### Required work
The records that follow must be repeated exactly as they stand.

-------- Task material

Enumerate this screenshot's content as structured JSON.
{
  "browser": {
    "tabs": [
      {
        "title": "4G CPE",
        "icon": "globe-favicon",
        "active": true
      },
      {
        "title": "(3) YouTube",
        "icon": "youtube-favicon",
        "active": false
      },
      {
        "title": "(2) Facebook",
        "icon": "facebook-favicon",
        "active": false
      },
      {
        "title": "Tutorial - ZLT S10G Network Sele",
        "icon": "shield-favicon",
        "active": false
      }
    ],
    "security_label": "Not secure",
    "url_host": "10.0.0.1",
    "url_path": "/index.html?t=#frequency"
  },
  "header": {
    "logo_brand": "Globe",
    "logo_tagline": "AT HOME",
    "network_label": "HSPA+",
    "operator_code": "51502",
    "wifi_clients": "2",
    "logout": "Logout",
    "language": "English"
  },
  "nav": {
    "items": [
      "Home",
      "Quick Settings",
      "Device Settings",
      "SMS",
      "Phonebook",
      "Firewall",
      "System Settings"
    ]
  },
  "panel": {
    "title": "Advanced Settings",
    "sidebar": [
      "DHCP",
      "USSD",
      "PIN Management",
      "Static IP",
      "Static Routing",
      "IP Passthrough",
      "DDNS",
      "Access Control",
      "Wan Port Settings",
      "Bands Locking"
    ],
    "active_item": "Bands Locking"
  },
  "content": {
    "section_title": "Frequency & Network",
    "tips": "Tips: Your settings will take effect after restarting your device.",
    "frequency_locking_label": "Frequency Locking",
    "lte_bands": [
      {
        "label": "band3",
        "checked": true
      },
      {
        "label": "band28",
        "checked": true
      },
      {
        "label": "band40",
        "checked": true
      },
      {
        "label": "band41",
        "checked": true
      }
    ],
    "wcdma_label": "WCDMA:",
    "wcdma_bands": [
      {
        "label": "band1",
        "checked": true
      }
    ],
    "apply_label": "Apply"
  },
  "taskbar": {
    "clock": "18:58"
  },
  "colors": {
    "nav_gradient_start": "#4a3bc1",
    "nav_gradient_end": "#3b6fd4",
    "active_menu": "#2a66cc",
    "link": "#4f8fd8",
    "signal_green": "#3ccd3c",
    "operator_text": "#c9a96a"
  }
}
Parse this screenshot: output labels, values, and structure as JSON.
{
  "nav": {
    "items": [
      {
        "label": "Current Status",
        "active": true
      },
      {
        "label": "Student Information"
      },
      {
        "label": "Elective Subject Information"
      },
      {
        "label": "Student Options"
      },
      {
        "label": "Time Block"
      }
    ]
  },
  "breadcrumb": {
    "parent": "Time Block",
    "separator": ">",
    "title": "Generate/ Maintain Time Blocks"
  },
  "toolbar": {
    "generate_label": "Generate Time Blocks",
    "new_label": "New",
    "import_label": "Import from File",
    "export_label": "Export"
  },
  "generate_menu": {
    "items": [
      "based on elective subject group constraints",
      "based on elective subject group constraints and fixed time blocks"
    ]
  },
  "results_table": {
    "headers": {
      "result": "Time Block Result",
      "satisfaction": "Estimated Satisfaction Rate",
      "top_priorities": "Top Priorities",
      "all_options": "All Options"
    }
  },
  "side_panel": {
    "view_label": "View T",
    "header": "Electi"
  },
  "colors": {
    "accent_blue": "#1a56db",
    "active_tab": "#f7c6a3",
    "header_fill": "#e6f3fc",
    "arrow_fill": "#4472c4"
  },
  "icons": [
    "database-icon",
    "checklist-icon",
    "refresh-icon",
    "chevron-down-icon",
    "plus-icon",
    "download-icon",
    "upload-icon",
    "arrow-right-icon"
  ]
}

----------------

### Result below
Enumerate this screenshot's content as structured JSON.
{
  "browser": {
    "tabs": [
      {
        "title": "4G CPE",
        "icon": "globe-favicon",
        "active": true
      },
      {
        "title": "(3) YouTube",
        "icon": "youtube-favicon",
        "active": false
      },
      {
        "title": "(2) Facebook",
        "icon": "facebook-favicon",
        "active": false
      },
      {
        "title": "Tutorial - ZLT S10G Network Sele",
        "icon": "shield-favicon",
        "active": false
      }
    ],
    "security_label": "Not secure",
    "url_host": "10.0.0.1",
    "url_path": "/index.html?t=#frequency"
  },
  "header": {
    "logo_brand": "Globe",
    "logo_tagline": "AT HOME",
    "network_label": "HSPA+",
    "operator_code": "51502",
    "wifi_clients": "2",
    "logout": "Logout",
    "language": "English"
  },
  "nav": {
    "items": [
      "Home",
      "Quick Settings",
      "Device Settings",
      "SMS",
      "Phonebook",
      "Firewall",
      "System Settings"
    ]
  },
  "panel": {
    "title": "Advanced Settings",
    "sidebar": [
      "DHCP",
      "USSD",
      "PIN Management",
      "Static IP",
      "Static Routing",
      "IP Passthrough",
      "DDNS",
      "Access Control",
      "Wan Port Settings",
      "Bands Locking"
    ],
    "active_item": "Bands Locking"
  },
  "content": {
    "section_title": "Frequency & Network",
    "tips": "Tips: Your settings will take effect after restarting your device.",
    "frequency_locking_label": "Frequency Locking",
    "lte_bands": [
      {
        "label": "band3",
        "checked": true
      },
      {
        "label": "band28",
        "checked": true
      },
      {
        "label": "band40",
        "checked": true
      },
      {
        "label": "band41",
        "checked": true
      }
    ],
    "wcdma_label": "WCDMA:",
    "wcdma_bands": [
      {
        "label": "band1",
        "checked": true
      }
    ],
    "apply_label": "Apply"
  },
  "taskbar": {
    "clock": "18:58"
  },
  "colors": {
    "nav_gradient_start": "#4a3bc1",
    "nav_gradient_end": "#3b6fd4",
    "active_menu": "#2a66cc",
    "link": "#4f8fd8",
    "signal_green": "#3ccd3c",
    "operator_text": "#c9a96a"
  }
}
Parse this screenshot: output labels, values, and structure as JSON.
{
  "nav": {
    "items": [
      {
        "label": "Current Status",
        "active": true
      },
      {
        "label": "Student Information"
      },
      {
        "label": "Elective Subject Information"
      },
      {
        "label": "Student Options"
      },
      {
        "label": "Time Block"
      }
    ]
  },
  "breadcrumb": {
    "parent": "Time Block",
    "separator": ">",
    "title": "Generate/ Maintain Time Blocks"
  },
  "toolbar": {
    "generate_label": "Generate Time Blocks",
    "new_label": "New",
    "import_label": "Import from File",
    "export_label": "Export"
  },
  "generate_menu": {
    "items": [
      "based on elective subject group constraints",
      "based on elective subject group constraints and fixed time blocks"
    ]
  },
  "results_table": {
    "headers": {
      "result": "Time Block Result",
      "satisfaction": "Estimated Satisfaction Rate",
      "top_priorities": "Top Priorities",
      "all_options": "All Options"
    }
  },
  "side_panel": {
    "view_label": "View T",
    "header": "Electi"
  },
  "colors": {
    "accent_blue": "#1a56db",
    "active_tab": "#f7c6a3",
    "header_fill": "#e6f3fc",
    "arrow_fill": "#4472c4"
  },
  "icons": [
    "database-icon",
    "checklist-icon",
    "refresh-icon",
    "chevron-down-icon",
    "plus-icon",
    "download-icon",
    "upload-icon",
    "arrow-right-icon"
  ]
}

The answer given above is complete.